What you will do
Every line in the entries that holds "Radius" should be identified and copied.

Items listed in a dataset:
---+---
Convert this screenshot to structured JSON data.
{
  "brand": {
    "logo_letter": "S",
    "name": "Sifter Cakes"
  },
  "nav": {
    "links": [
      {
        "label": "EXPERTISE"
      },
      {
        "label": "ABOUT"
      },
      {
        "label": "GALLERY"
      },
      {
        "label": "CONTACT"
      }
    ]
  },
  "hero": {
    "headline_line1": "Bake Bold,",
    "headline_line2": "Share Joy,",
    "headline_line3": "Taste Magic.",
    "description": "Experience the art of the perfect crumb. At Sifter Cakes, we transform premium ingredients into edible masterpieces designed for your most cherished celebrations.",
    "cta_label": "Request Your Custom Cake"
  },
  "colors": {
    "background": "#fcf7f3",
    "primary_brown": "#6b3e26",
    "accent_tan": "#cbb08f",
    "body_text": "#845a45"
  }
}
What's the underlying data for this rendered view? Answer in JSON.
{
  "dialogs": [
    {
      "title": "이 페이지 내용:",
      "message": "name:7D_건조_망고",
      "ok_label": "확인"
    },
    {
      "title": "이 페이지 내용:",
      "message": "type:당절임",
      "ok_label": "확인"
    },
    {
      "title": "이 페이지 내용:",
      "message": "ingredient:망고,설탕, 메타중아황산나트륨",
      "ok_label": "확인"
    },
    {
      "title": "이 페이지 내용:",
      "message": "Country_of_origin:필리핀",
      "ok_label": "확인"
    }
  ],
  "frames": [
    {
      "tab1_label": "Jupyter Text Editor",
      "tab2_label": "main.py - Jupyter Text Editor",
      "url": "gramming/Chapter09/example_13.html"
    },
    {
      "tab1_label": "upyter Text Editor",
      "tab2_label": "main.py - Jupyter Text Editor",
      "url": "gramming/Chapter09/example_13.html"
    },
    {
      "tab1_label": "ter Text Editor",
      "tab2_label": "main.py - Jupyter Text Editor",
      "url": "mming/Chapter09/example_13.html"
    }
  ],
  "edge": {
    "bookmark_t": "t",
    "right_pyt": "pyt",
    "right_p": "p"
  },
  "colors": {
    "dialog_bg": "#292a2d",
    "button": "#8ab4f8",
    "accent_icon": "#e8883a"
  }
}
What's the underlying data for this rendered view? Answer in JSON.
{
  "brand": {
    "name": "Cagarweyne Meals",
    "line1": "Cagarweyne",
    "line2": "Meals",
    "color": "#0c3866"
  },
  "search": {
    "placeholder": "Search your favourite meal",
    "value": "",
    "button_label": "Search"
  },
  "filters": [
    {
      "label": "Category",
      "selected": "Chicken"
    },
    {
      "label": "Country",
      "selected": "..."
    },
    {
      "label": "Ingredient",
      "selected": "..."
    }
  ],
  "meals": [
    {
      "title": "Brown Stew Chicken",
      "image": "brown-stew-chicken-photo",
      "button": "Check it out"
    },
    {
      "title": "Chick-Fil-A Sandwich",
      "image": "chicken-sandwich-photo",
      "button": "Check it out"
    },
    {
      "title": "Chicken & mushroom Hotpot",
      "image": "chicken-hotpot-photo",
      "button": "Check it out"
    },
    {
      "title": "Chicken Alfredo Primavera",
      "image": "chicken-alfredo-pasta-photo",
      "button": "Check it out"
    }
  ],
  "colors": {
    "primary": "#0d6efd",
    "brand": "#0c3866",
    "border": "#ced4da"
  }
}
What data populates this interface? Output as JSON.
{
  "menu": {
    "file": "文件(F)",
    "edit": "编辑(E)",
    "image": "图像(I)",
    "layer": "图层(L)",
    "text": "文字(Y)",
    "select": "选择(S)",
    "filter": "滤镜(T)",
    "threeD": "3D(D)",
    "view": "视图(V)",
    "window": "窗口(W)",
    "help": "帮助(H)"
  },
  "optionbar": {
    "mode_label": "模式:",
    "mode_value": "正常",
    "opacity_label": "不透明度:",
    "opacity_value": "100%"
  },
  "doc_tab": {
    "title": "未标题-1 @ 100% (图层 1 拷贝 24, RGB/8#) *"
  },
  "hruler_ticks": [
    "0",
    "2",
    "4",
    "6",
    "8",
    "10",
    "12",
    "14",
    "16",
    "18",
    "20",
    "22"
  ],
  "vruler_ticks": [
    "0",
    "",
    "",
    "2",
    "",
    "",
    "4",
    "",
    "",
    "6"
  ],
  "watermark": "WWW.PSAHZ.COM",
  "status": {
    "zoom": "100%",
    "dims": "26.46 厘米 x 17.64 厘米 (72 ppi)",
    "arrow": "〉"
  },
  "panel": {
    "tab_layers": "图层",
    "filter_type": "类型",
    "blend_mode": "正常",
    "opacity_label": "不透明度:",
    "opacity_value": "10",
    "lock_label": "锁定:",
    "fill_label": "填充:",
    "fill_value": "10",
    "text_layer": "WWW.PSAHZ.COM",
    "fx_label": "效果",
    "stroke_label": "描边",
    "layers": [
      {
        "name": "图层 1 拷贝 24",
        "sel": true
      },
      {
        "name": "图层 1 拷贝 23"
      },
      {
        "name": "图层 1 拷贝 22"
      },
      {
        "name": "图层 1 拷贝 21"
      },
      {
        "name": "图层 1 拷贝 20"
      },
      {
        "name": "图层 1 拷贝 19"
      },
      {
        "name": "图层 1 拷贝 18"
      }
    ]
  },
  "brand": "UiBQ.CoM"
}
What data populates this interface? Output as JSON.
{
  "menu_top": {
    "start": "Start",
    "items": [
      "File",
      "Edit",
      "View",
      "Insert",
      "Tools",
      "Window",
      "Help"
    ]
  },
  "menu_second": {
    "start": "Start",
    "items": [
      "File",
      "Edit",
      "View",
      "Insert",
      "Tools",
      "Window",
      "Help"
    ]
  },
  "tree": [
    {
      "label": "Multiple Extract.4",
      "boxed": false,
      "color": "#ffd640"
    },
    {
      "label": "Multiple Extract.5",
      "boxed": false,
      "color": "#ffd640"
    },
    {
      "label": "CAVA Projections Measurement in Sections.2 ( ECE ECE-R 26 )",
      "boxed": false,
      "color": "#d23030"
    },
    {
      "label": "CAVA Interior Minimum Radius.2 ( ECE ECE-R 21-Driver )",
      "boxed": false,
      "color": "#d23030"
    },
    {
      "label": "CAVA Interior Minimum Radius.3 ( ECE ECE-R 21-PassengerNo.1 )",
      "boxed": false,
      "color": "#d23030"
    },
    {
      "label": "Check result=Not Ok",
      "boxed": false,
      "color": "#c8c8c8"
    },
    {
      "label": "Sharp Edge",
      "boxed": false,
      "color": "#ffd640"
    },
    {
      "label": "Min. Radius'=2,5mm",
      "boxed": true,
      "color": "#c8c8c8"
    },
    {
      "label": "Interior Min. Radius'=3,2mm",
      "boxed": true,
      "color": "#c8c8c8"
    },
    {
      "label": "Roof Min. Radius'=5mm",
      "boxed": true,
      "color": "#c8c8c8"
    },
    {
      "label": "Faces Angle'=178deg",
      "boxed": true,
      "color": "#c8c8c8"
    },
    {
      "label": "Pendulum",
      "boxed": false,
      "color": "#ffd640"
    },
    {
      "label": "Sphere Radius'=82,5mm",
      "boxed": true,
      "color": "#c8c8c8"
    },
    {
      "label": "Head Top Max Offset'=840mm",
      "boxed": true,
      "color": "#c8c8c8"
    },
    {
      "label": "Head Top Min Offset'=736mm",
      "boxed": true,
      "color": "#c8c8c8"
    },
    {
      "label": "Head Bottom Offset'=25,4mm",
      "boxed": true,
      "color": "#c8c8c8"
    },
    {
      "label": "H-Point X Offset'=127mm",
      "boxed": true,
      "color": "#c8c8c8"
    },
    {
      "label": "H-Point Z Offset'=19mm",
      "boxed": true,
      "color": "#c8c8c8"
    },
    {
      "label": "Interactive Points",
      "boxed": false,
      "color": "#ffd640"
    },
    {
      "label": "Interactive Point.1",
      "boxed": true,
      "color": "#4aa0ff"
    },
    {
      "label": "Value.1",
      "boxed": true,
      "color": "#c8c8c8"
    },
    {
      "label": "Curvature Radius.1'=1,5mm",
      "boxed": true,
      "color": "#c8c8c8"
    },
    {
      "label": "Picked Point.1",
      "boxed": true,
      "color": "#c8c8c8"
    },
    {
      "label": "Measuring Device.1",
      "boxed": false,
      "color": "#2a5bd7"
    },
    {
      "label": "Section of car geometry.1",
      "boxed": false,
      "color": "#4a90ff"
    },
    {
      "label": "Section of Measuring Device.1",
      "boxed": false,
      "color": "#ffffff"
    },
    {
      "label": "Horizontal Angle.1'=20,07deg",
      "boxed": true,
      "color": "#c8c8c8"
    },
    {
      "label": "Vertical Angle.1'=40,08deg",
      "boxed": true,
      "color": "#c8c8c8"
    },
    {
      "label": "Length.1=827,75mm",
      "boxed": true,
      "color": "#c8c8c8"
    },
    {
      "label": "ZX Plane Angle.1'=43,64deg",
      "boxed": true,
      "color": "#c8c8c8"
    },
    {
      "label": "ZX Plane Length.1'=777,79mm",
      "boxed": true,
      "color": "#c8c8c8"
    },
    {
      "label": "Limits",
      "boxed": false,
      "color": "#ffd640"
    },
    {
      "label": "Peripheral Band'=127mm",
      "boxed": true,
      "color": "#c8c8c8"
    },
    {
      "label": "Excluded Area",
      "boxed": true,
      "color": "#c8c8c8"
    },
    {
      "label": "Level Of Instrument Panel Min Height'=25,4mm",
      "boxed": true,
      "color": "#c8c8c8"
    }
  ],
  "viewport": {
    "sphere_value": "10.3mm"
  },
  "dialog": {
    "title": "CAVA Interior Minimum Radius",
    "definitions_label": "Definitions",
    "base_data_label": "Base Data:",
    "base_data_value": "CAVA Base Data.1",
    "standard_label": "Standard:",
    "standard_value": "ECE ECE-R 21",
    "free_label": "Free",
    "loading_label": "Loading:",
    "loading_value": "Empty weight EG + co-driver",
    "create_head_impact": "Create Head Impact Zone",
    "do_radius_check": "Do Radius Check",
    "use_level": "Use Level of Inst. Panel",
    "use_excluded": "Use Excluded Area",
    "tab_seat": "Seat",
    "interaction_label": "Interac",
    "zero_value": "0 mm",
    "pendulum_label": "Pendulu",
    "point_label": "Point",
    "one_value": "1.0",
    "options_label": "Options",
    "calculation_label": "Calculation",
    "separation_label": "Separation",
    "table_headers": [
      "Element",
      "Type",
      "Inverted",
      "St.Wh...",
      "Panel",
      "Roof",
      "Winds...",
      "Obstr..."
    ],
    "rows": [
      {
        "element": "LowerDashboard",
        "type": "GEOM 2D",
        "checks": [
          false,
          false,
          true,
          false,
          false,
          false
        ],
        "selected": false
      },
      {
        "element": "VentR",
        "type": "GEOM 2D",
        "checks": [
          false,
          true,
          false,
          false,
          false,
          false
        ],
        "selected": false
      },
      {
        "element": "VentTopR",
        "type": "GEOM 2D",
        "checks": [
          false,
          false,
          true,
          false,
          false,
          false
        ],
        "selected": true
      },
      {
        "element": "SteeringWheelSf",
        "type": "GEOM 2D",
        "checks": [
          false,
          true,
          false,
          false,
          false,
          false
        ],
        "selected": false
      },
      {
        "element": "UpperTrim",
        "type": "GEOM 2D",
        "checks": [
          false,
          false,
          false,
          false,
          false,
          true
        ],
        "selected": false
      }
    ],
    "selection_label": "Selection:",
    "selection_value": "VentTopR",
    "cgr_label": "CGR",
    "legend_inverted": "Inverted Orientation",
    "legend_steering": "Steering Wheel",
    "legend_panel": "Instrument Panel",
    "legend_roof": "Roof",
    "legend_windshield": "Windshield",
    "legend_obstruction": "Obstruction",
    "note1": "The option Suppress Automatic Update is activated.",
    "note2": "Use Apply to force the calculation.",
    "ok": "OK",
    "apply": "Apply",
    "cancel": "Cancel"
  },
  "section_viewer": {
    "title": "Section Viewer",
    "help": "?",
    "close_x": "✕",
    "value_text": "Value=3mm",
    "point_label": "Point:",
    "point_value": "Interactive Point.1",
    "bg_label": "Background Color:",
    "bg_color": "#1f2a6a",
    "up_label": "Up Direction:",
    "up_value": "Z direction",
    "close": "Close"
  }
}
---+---
Solution for this task
      "label": "CAVA Interior Minimum Radius.2 ( ECE ECE-R 21-Driver )",
      "label": "CAVA Interior Minimum Radius.3 ( ECE ECE-R 21-PassengerNo.1 )",
      "label": "Min. Radius'=2,5mm",
      "label": "Interior Min. Radius'=3,2mm",
      "label": "Roof Min. Radius'=5mm",
      "label": "Sphere Radius'=82,5mm",
      "label": "Curvature Radius.1'=1,5mm",
    "title": "CAVA Interior Minimum Radius",
    "do_radius_check": "Do Radius Check",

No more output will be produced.